I have to say that nothing I’ve read or heard has explained to me precisely what the purpose of World Book Night (WBN) is intended to be. There is plenty of fine talk about celebrating literature and introducing people to the pleasures of reading, but these are not the sort of concrete goals that a marketing initiative needs. I’m well aware that selling books is about as far from a science as one can get, but surely you still need a definable goal. Media coverage of books is a good thing, but if that alone were enough to persuade people to get reading then the astronomical success of J K Rowling would have unleashed hordes of book-thirsty readers into the nation’s bookshops to fight over the 3 for 2s. It didn’t.
We hear today that twelve of the twenty-five books chosen to be given away have enjoyed higher sales in February 2011 than in the same month last year. That’s fewer than half of them. And at least one of them has just had a TV adaptation broadcast on the BBC, while most of them are already long-established bestsellers. In that context it’s a pretty poor performance.
Last year retailer discounts on books totalled £600,000,000. The cost of printing and distributing the free books is said to be £9,000,000. Combined sales of all twenty-five books in the past three weeks have generated £322,000. You don’t have to be an accountant to see that this is economic madness.
If somebody could explain to me what in even vaguely measurable terms WBN is designed to achieve I would feel a lot more comfortable about the whole thing. As it stands, I can’t see beyond the flashes of publicity for its organisers and the lucky twenty-five authors, or the warmish glow felt by BBC producers in their eagerness to perform good works.
The author Nicola Morgan should be applauded for her call for an Alternative World Book Night. Her idea is that we should all go into a bookshop and buy a book that we personally love and admire – no printing of special editions of prescribed titles – write inside it ‘given in the spirit of World Book Night’ and simply give it away. To a friend, to a neighbour, to a shop assistant, to a library, to a school. Or leave it in a doctor’s waiting room or anywhere else where people might stumble across it. That would be a genuine act of sharing and inclusiveness.

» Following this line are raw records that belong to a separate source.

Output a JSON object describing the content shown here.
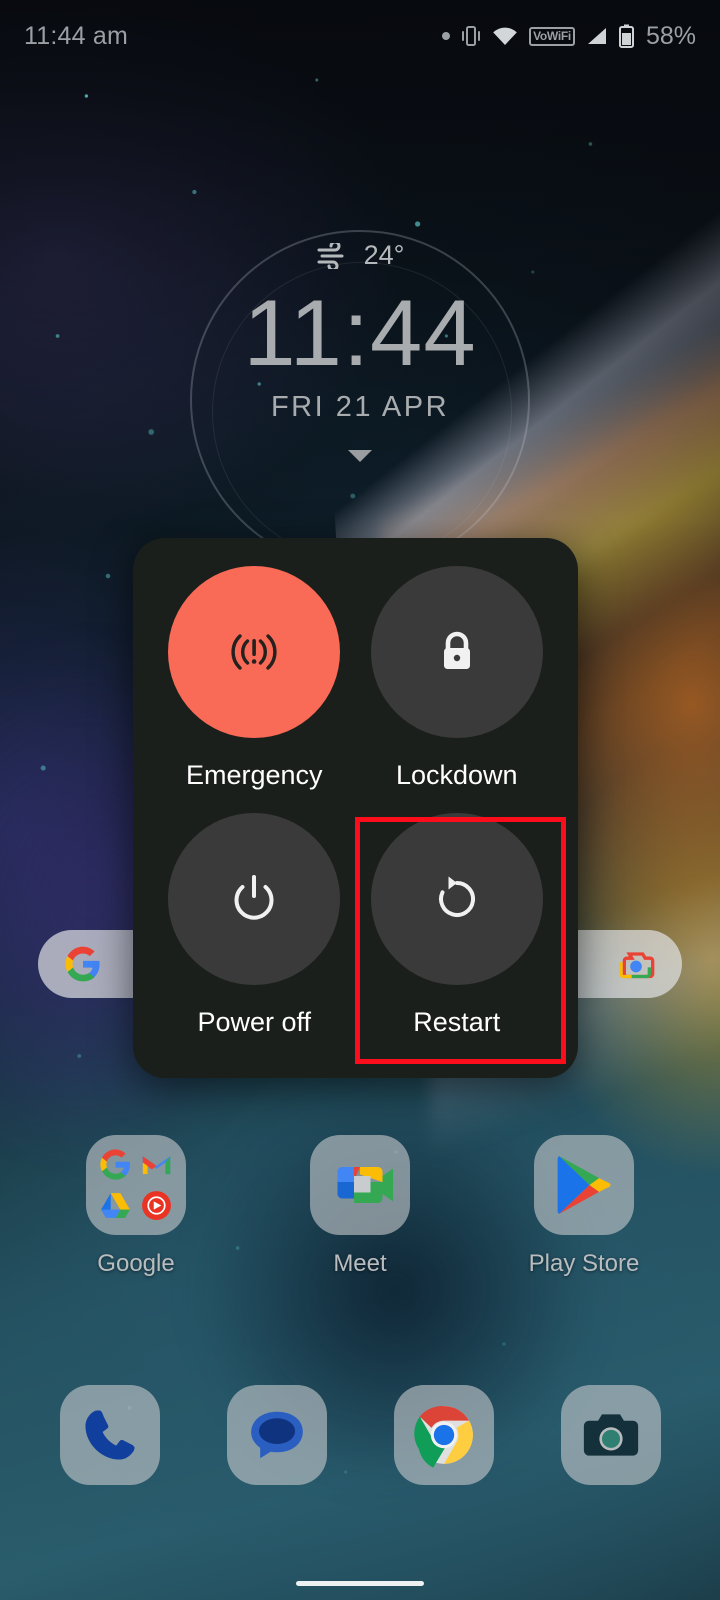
{
  "status_bar": {
    "time": "11:44 am",
    "battery_percent": "58%",
    "vowifi_label": "VoWiFi",
    "icons": [
      "notification-dot",
      "vibrate-icon",
      "wifi-icon",
      "vowifi-badge",
      "signal-icon",
      "battery-icon"
    ]
  },
  "clock_widget": {
    "temperature": "24°",
    "weather_icon": "windy-icon",
    "time": "11:44",
    "date": "FRI 21 APR",
    "expand_icon": "chevron-down-icon"
  },
  "search_widget": {
    "logo_icon": "google-g-icon",
    "lens_icon": "google-lens-icon"
  },
  "power_dialog": {
    "options": [
      {
        "label": "Emergency",
        "icon": "emergency-broadcast-icon",
        "accent": "#f96a57",
        "highlighted": false
      },
      {
        "label": "Lockdown",
        "icon": "lock-icon",
        "accent": "#3a3a3a",
        "highlighted": false
      },
      {
        "label": "Power off",
        "icon": "power-icon",
        "accent": "#3a3a3a",
        "highlighted": false
      },
      {
        "label": "Restart",
        "icon": "restart-icon",
        "accent": "#3a3a3a",
        "highlighted": true
      }
    ],
    "background_color": "#1b1f1b",
    "highlight_color": "#fb0d1b"
  },
  "home_screen": {
    "app_row": [
      {
        "label": "Google",
        "icon": "google-folder-icon"
      },
      {
        "label": "Meet",
        "icon": "google-meet-icon"
      },
      {
        "label": "Play Store",
        "icon": "google-play-store-icon"
      }
    ],
    "dock": [
      {
        "label": "Phone",
        "icon": "phone-icon"
      },
      {
        "label": "Messages",
        "icon": "messages-icon"
      },
      {
        "label": "Chrome",
        "icon": "chrome-icon"
      },
      {
        "label": "Camera",
        "icon": "camera-icon"
      }
    ]
  },
  "nav": {
    "home_indicator": "home-gesture-bar"
  }
}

Ms Morgan should also be praised for having the courage to break the near totalitarian consensus that WBN is prima facie a good thing. Other authors, as well as independent bookshop owners and some agents, have welcomed her analysis, and I hope this will be the start of a real debate about the merits of what appears to be an entirely misjudged initiative. If WBN is to become an annual event the organisers need to have a complete rethink. As a promotion of books and the pleasure of reading they must express its aims in more than just well-meaning vagueries, and WBN must be a true gesture of recommendation, appreciation and generosity.